Gradually, JPL was able to rebuild the communications link through trial and error.
Where project manager Pete Theisinger originally told a press conference some electrical or mechanical failure was suspected, the investigation subsequently indicated a software-only problem.
It turned out the rover had become trapped in a cycle of continual reboots, crashing each time it tried to access the two flash-memory devices it uses for storage of images and other data. The cycle of some 60 reboots over 30 hours also prevented Spirit from going to sleep overnight when no solar power was available, causing it to run down its batteries.
To get the robot's software to work normally, JPL had to disable the flash-memory devices so the onboard computer would boot using only Random Access Memory (RAM), which stores information for active use by a computer only when power is present.
But this left Spirit operating in a crippled state, since data held in RAM evaporates when a computer is powered down. Like a digital camera, the rover uses flash memory for temporary storage of data to be sent to Earth later. But apparently the scientists had hoarded data too aggressively, filling flash storage with data collected during the cruise between Earth and Mars as well as data from the surface exploration. Eventually, just keeping track of all those files consumed so much memory that Spirit's software was unable to function normally.
The solution: Delete excess files and send a patch instructing the rovers how to use their flash and random memories more conservatively.
This patch was also sent to the second rover, Opportunity, which had meanwhile experienced a flawless landing on Jan. 24. That mobile explorer maintained communications with Earth even while it was bouncing to a stop. Then it flipped itself upright and began sending back images from its 20-megapixel stereo cameras.
By the end of January, the Mars exploration program's head scientist, Steve Squyres, said he was optimistic both rovers ultimately will work well beyond the three months originally planned. "We built margin [of error] on top of margin [of error], specifically to allow for the fact that things go wrong on a place like Mars," he says.
The resuscitation of Spirit continued a record of long-distance network recoveries for the space program. In 1990, the Galileo spacecraft sent to Jupiter suffered what could have been a mission-ending failure when its umbrella-like main antenna failed to unfold properly, but JPL managed to reprogram the spacecraft in flight. In that case, mission managers sent compression software that allowed Galileo to transmit data and high-resolution images over a backup antenna.
The rehabilitation of Spirit also came as explorations of Mars were putting unprecedented demands on the Deep Space Network. If Beagle 2 had remained in contact, NASA also would have assisted the Europeans with communications for that lander.
To accommodate Spirit and Opportunity, the Deep Space Network has to maintain 'round-the-clock communication. Because they are on opposite sides of the planet, the two rovers operate on roughly opposite shifts. When one is in daylight, it gathers power through its solar panels, while the other powers down for the night.

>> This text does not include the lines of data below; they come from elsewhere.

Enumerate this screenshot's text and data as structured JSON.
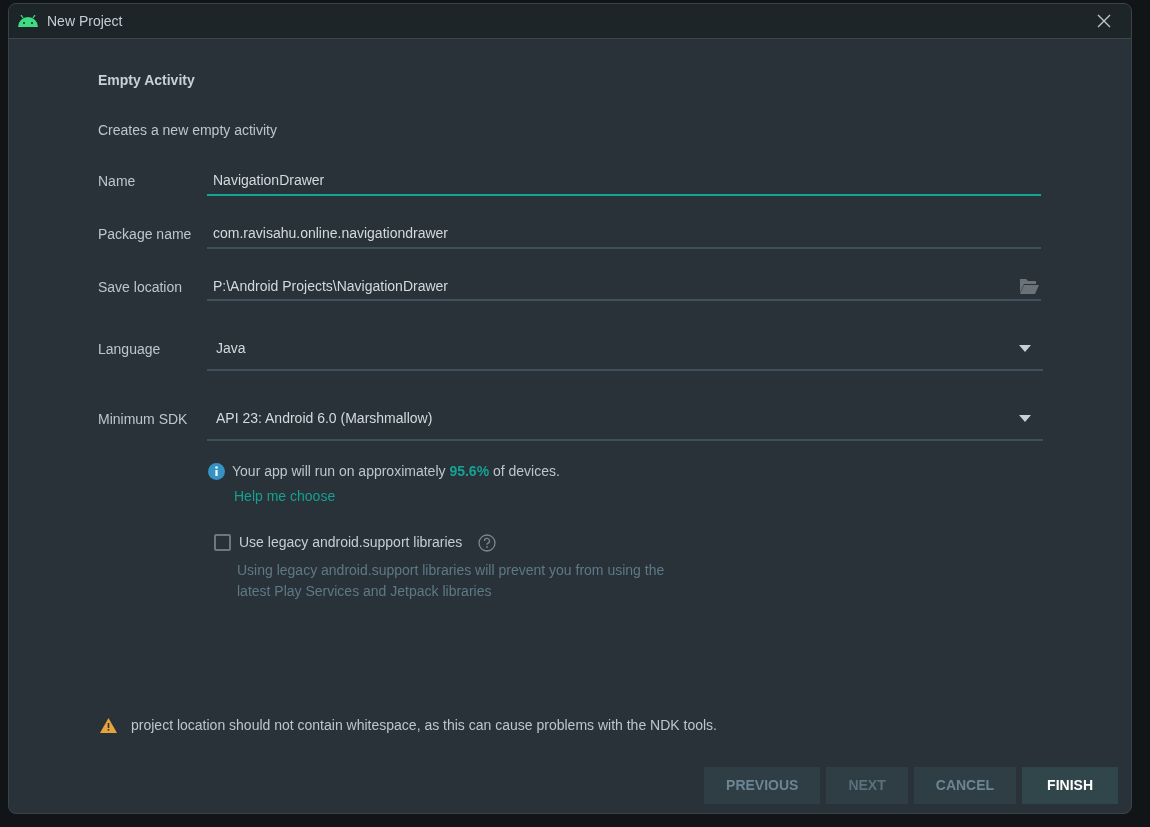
{
  "window": {
    "title": "New Project"
  },
  "heading": "Empty Activity",
  "description": "Creates a new empty activity",
  "fields": [
    {
      "label": "Name",
      "kind": "text",
      "value": "NavigationDrawer",
      "focused": true
    },
    {
      "label": "Package name",
      "kind": "text",
      "value": "com.ravisahu.online.navigationdrawer",
      "focused": false
    },
    {
      "label": "Save location",
      "kind": "path",
      "value": "P:\\Android Projects\\NavigationDrawer",
      "focused": false
    },
    {
      "label": "Language",
      "kind": "dropdown",
      "value": "Java",
      "focused": false
    },
    {
      "label": "Minimum SDK",
      "kind": "dropdown",
      "value": "API 23: Android 6.0 (Marshmallow)",
      "focused": false
    }
  ],
  "info": {
    "text": "Your app will run on approximately **95.6%** of devices.",
    "link": "Help me choose"
  },
  "legacy": {
    "label": "Use legacy android.support libraries",
    "checked": false,
    "note": "Using legacy android.support libraries will prevent you from using the latest Play Services and Jetpack libraries"
  },
  "warning": "project location should not contain whitespace, as this can cause problems with the NDK tools.",
  "buttons": [
    {
      "label": "PREVIOUS",
      "disabled": false,
      "primary": false
    },
    {
      "label": "NEXT",
      "disabled": true,
      "primary": false
    },
    {
      "label": "CANCEL",
      "disabled": false,
      "primary": false
    },
    {
      "label": "FINISH",
      "disabled": false,
      "primary": true
    }
  ]
}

For the $860-million mission to be completely successful, scientists wanted both rovers actively searching for signs that liquid water existed on Mars.

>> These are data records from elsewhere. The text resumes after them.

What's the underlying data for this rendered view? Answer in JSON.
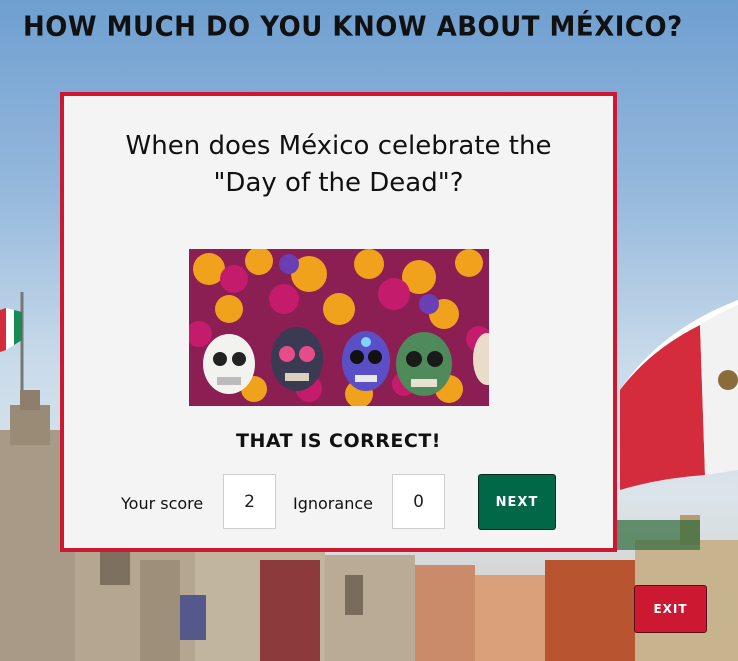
{
  "header": {
    "title": "How much do you know about México?"
  },
  "quiz": {
    "question": "When does México celebrate the \"Day of the Dead\"?",
    "feedback": "That is correct!",
    "score_label": "Your score",
    "score_value": "2",
    "ignorance_label": "Ignorance",
    "ignorance_value": "0",
    "next_label": "Next"
  },
  "exit_label": "Exit",
  "colors": {
    "card_border": "#cc1931",
    "next_button": "#006847",
    "exit_button": "#cc1931"
  },
  "icons": {
    "question_image": "sugar-skulls-marigolds-image"
  }
}
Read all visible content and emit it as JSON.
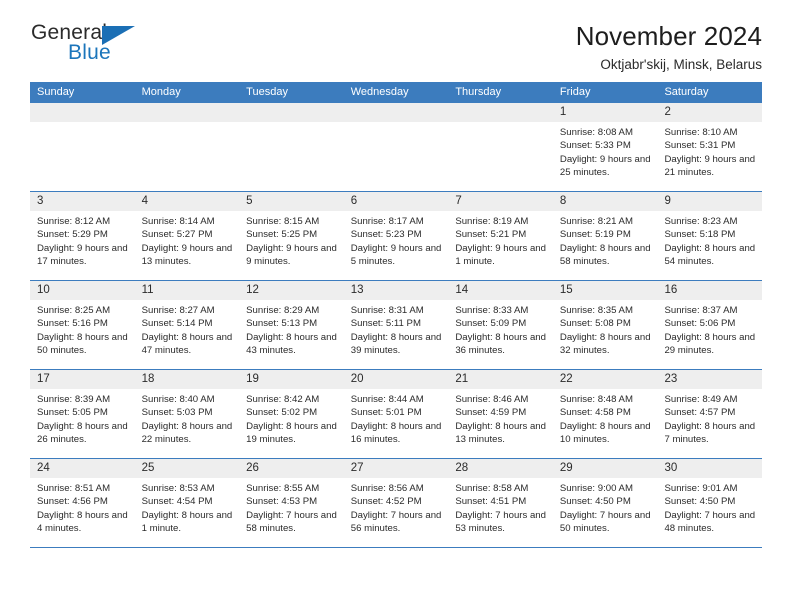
{
  "brand": {
    "name_part1": "General",
    "name_part2": "Blue"
  },
  "header": {
    "title": "November 2024",
    "subtitle": "Oktjabr'skij, Minsk, Belarus"
  },
  "colors": {
    "header_blue": "#3c7cbe",
    "brand_blue": "#1b75bb",
    "day_strip_gray": "#eeeeee",
    "text": "#2b2b2b"
  },
  "weekdays": [
    "Sunday",
    "Monday",
    "Tuesday",
    "Wednesday",
    "Thursday",
    "Friday",
    "Saturday"
  ],
  "weeks": [
    [
      {
        "day": "",
        "sunrise": "",
        "sunset": "",
        "daylight": "",
        "empty": true
      },
      {
        "day": "",
        "sunrise": "",
        "sunset": "",
        "daylight": "",
        "empty": true
      },
      {
        "day": "",
        "sunrise": "",
        "sunset": "",
        "daylight": "",
        "empty": true
      },
      {
        "day": "",
        "sunrise": "",
        "sunset": "",
        "daylight": "",
        "empty": true
      },
      {
        "day": "",
        "sunrise": "",
        "sunset": "",
        "daylight": "",
        "empty": true
      },
      {
        "day": "1",
        "sunrise": "Sunrise: 8:08 AM",
        "sunset": "Sunset: 5:33 PM",
        "daylight": "Daylight: 9 hours and 25 minutes.",
        "empty": false
      },
      {
        "day": "2",
        "sunrise": "Sunrise: 8:10 AM",
        "sunset": "Sunset: 5:31 PM",
        "daylight": "Daylight: 9 hours and 21 minutes.",
        "empty": false
      }
    ],
    [
      {
        "day": "3",
        "sunrise": "Sunrise: 8:12 AM",
        "sunset": "Sunset: 5:29 PM",
        "daylight": "Daylight: 9 hours and 17 minutes.",
        "empty": false
      },
      {
        "day": "4",
        "sunrise": "Sunrise: 8:14 AM",
        "sunset": "Sunset: 5:27 PM",
        "daylight": "Daylight: 9 hours and 13 minutes.",
        "empty": false
      },
      {
        "day": "5",
        "sunrise": "Sunrise: 8:15 AM",
        "sunset": "Sunset: 5:25 PM",
        "daylight": "Daylight: 9 hours and 9 minutes.",
        "empty": false
      },
      {
        "day": "6",
        "sunrise": "Sunrise: 8:17 AM",
        "sunset": "Sunset: 5:23 PM",
        "daylight": "Daylight: 9 hours and 5 minutes.",
        "empty": false
      },
      {
        "day": "7",
        "sunrise": "Sunrise: 8:19 AM",
        "sunset": "Sunset: 5:21 PM",
        "daylight": "Daylight: 9 hours and 1 minute.",
        "empty": false
      },
      {
        "day": "8",
        "sunrise": "Sunrise: 8:21 AM",
        "sunset": "Sunset: 5:19 PM",
        "daylight": "Daylight: 8 hours and 58 minutes.",
        "empty": false
      },
      {
        "day": "9",
        "sunrise": "Sunrise: 8:23 AM",
        "sunset": "Sunset: 5:18 PM",
        "daylight": "Daylight: 8 hours and 54 minutes.",
        "empty": false
      }
    ],
    [
      {
        "day": "10",
        "sunrise": "Sunrise: 8:25 AM",
        "sunset": "Sunset: 5:16 PM",
        "daylight": "Daylight: 8 hours and 50 minutes.",
        "empty": false
      },
      {
        "day": "11",
        "sunrise": "Sunrise: 8:27 AM",
        "sunset": "Sunset: 5:14 PM",
        "daylight": "Daylight: 8 hours and 47 minutes.",
        "empty": false
      },
      {
        "day": "12",
        "sunrise": "Sunrise: 8:29 AM",
        "sunset": "Sunset: 5:13 PM",
        "daylight": "Daylight: 8 hours and 43 minutes.",
        "empty": false
      },
      {
        "day": "13",
        "sunrise": "Sunrise: 8:31 AM",
        "sunset": "Sunset: 5:11 PM",
        "daylight": "Daylight: 8 hours and 39 minutes.",
        "empty": false
      },
      {
        "day": "14",
        "sunrise": "Sunrise: 8:33 AM",
        "sunset": "Sunset: 5:09 PM",
        "daylight": "Daylight: 8 hours and 36 minutes.",
        "empty": false
      },
      {
        "day": "15",
        "sunrise": "Sunrise: 8:35 AM",
        "sunset": "Sunset: 5:08 PM",
        "daylight": "Daylight: 8 hours and 32 minutes.",
        "empty": false
      },
      {
        "day": "16",
        "sunrise": "Sunrise: 8:37 AM",
        "sunset": "Sunset: 5:06 PM",
        "daylight": "Daylight: 8 hours and 29 minutes.",
        "empty": false
      }
    ],
    [
      {
        "day": "17",
        "sunrise": "Sunrise: 8:39 AM",
        "sunset": "Sunset: 5:05 PM",
        "daylight": "Daylight: 8 hours and 26 minutes.",
        "empty": false
      },
      {
        "day": "18",
        "sunrise": "Sunrise: 8:40 AM",
        "sunset": "Sunset: 5:03 PM",
        "daylight": "Daylight: 8 hours and 22 minutes.",
        "empty": false
      },
      {
        "day": "19",
        "sunrise": "Sunrise: 8:42 AM",
        "sunset": "Sunset: 5:02 PM",
        "daylight": "Daylight: 8 hours and 19 minutes.",
        "empty": false
      },
      {
        "day": "20",
        "sunrise": "Sunrise: 8:44 AM",
        "sunset": "Sunset: 5:01 PM",
        "daylight": "Daylight: 8 hours and 16 minutes.",
        "empty": false
      },
      {
        "day": "21",
        "sunrise": "Sunrise: 8:46 AM",
        "sunset": "Sunset: 4:59 PM",
        "daylight": "Daylight: 8 hours and 13 minutes.",
        "empty": false
      },
      {
        "day": "22",
        "sunrise": "Sunrise: 8:48 AM",
        "sunset": "Sunset: 4:58 PM",
        "daylight": "Daylight: 8 hours and 10 minutes.",
        "empty": false
      },
      {
        "day": "23",
        "sunrise": "Sunrise: 8:49 AM",
        "sunset": "Sunset: 4:57 PM",
        "daylight": "Daylight: 8 hours and 7 minutes.",
        "empty": false
      }
    ],
    [
      {
        "day": "24",
        "sunrise": "Sunrise: 8:51 AM",
        "sunset": "Sunset: 4:56 PM",
        "daylight": "Daylight: 8 hours and 4 minutes.",
        "empty": false
      },
      {
        "day": "25",
        "sunrise": "Sunrise: 8:53 AM",
        "sunset": "Sunset: 4:54 PM",
        "daylight": "Daylight: 8 hours and 1 minute.",
        "empty": false
      },
      {
        "day": "26",
        "sunrise": "Sunrise: 8:55 AM",
        "sunset": "Sunset: 4:53 PM",
        "daylight": "Daylight: 7 hours and 58 minutes.",
        "empty": false
      },
      {
        "day": "27",
        "sunrise": "Sunrise: 8:56 AM",
        "sunset": "Sunset: 4:52 PM",
        "daylight": "Daylight: 7 hours and 56 minutes.",
        "empty": false
      },
      {
        "day": "28",
        "sunrise": "Sunrise: 8:58 AM",
        "sunset": "Sunset: 4:51 PM",
        "daylight": "Daylight: 7 hours and 53 minutes.",
        "empty": false
      },
      {
        "day": "29",
        "sunrise": "Sunrise: 9:00 AM",
        "sunset": "Sunset: 4:50 PM",
        "daylight": "Daylight: 7 hours and 50 minutes.",
        "empty": false
      },
      {
        "day": "30",
        "sunrise": "Sunrise: 9:01 AM",
        "sunset": "Sunset: 4:50 PM",
        "daylight": "Daylight: 7 hours and 48 minutes.",
        "empty": false
      }
    ]
  ]
}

But, in any event, sending twin rovers to Mars served as insurance for NASA in case one robot was lost-redundant outposts of the 100-million-mile network.
To Run A Space Network">
- Automate processes.
Encode many operations in a remote device, so it can solve its own problems.
- Bulletproof your gear.
Refine systems under your direct control, like Deep Space Network antennas, to make sure they aren't the cause of an outage.
- Be persistent.
Analyze any shred of communication. Build theories. Exploit small wins.
- Simulate potential problems.
Test theories on duplicate devices, under your control, even if conditions aren't alike.